Surigao has vast mangrove forests fringing the islands along the scenic Hinituan Passage. Take a leisurely banca ride in the intersecting passages and explore these jungles in the sea. How about a ride on the wild side in the mangrove forests of Siargao's del Carmen, the sanctuary of crocodiles?
Unique to Surigao City is the 20-meter whirlpool of Bitaugan in Bayagnan Island. Situated just 10-meters from the shore, at low tide this maelstrom is something to behold, accompanied with matching sound effects and rumbling and hissing. You can safely observe this vortex from a two-meter distance while standing in knee-deep waters.
The other attractions in Surigao include the Zaragosa rock formation showcasing natural dagger-like sculptures amid white sandy beaches in Sibale Island; the Buenavista Cave in Hikdop Island; the Marinduque Nickel Refinery in Nonoc Island, said to hold the world's third largest nickel deposit; the four-hectare crater lake of Bababu atop a mountain in Basilisa Island; the 384-meter wooden bridge linking the island barangays of Hanigad and Cantiasay; and the floating barangay of Day-asan where the houses stand on stilts above the waters.
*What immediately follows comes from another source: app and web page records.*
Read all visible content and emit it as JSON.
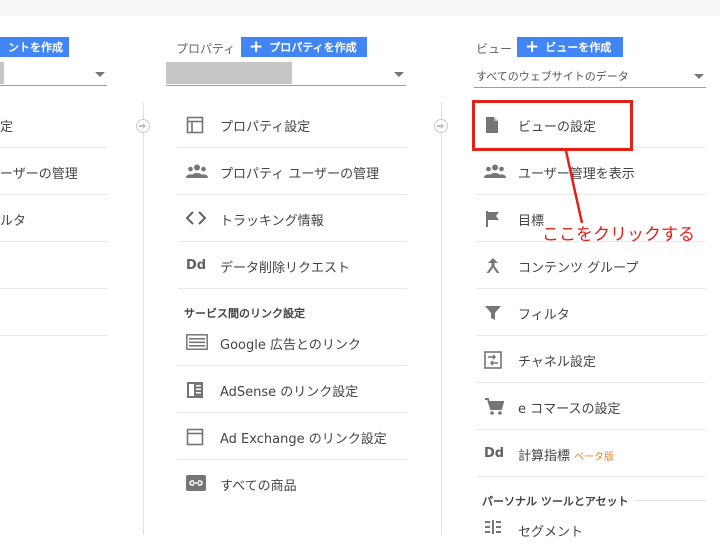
{
  "account_column": {
    "create_button": "ントを作成",
    "items": [
      {
        "label": "定"
      },
      {
        "label": "ーザーの管理"
      },
      {
        "label": "ルタ"
      }
    ]
  },
  "property_column": {
    "title": "プロパティ",
    "create_button": "プロパティを作成",
    "items": [
      {
        "icon": "layout-icon",
        "label": "プロパティ設定"
      },
      {
        "icon": "people-icon",
        "label": "プロパティ ユーザーの管理"
      },
      {
        "icon": "code-icon",
        "label": "トラッキング情報"
      },
      {
        "icon": "dd-icon",
        "label": "データ削除リクエスト"
      }
    ],
    "section_heading": "サービス間のリンク設定",
    "link_items": [
      {
        "icon": "ads-icon",
        "label": "Google 広告とのリンク"
      },
      {
        "icon": "adsense-icon",
        "label": "AdSense のリンク設定"
      },
      {
        "icon": "adexchange-icon",
        "label": "Ad Exchange のリンク設定"
      },
      {
        "icon": "link-icon",
        "label": "すべての商品"
      }
    ]
  },
  "view_column": {
    "title": "ビュー",
    "create_button": "ビューを作成",
    "selected_view": "すべてのウェブサイトのデータ",
    "items": [
      {
        "icon": "document-icon",
        "label": "ビューの設定"
      },
      {
        "icon": "people-icon",
        "label": "ユーザー管理を表示"
      },
      {
        "icon": "flag-icon",
        "label": "目標"
      },
      {
        "icon": "content-group-icon",
        "label": "コンテンツ グループ"
      },
      {
        "icon": "filter-icon",
        "label": "フィルタ"
      },
      {
        "icon": "channel-icon",
        "label": "チャネル設定"
      },
      {
        "icon": "cart-icon",
        "label": "e コマースの設定"
      },
      {
        "icon": "dd-icon",
        "label": "計算指標",
        "badge": "ベータ版"
      }
    ],
    "section_heading": "パーソナル ツールとアセット",
    "tool_items": [
      {
        "icon": "segment-icon",
        "label": "セグメント"
      }
    ]
  },
  "annotation": {
    "text": "ここをクリックする",
    "color": "#e32119"
  },
  "colors": {
    "button_blue": "#4285f4",
    "icon_gray": "#757575",
    "beta_orange": "#f4821f"
  }
}
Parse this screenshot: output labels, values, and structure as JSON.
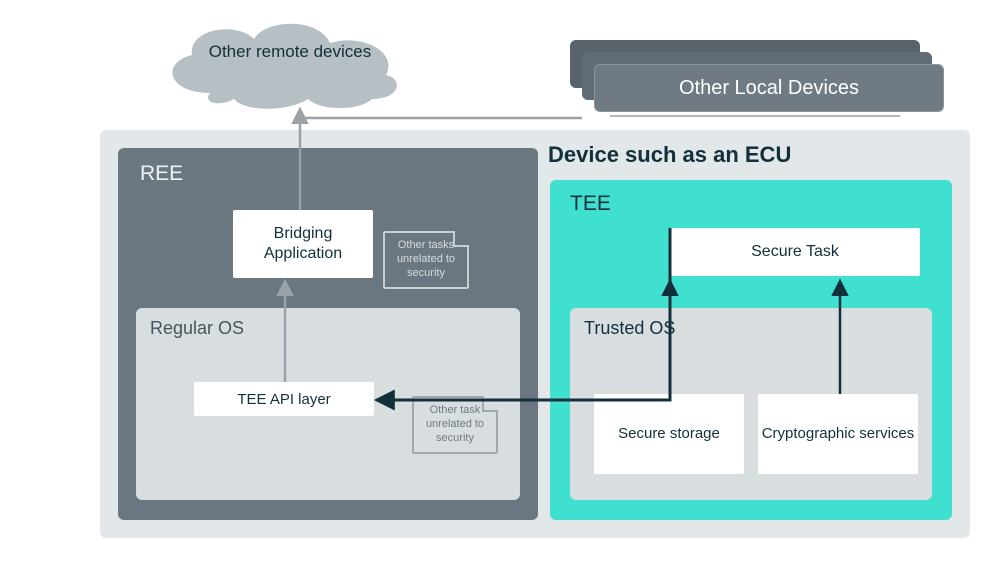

The city and provincial governments of Surigao have been vigorously promoting these areas as eco-tourism destinations. If you don't know anybody in Surigao to take you around these places, the tourism offices are more than willing to help. They give out free brochures and maps, arrange guided tours, advise travelers, as well as book reservations for accommodations in Zaragosa, Buenavista, San Jose (Bayagnan), Sagisi and Socorro (Bucas Grande). In places where there are no stay-in facilities, the tourism offices are offering homestay programs.
Getting to Surigao City from Cebu is not a problem. PAL flies there five times weekly. One-way tickets for the 45-minute flight cost around P700.00. For less than half the price you can buy a tourist class ticket on Trans Asia or Cokaliong ship. There is a trip every night except Sundays. Boats usually depart at 7:00 or 8:00 p.m. and arrive early morning of the next day, sometimes as early as 5:00 a.m. if it does not make the one-hour stopover in Maasin, Leyte at midnight.
From Surigao City there are daily ferries to the major island barangays. Usually there is only one trip which departs from the city in the morning.
If you’re not sure where to start, take heart. Pick the destinations that have guests' facilities. From there the neighboring islands are a short boat ride away and you can be back in your rented beach hut by the end of the day.
Sea travel in Surigao by itself is quite an experience but are at the mercy to the rise and fall of tides and the monsoons. The name Surigao is said to be derived from the Spanish word surgir that referred to the swirling eddies and swift currents that characterize its seas, channels and strait.
A good time to take the trip is in the sunny months of March to May. For unless you are a surfer, you won't appreciate the stormy seas during the habagat (northeast monsoon) and amihan (southwest monsoon) seasons from June to December.
Want a vacation to an offbeat destination? Make it Surigao and start planning now!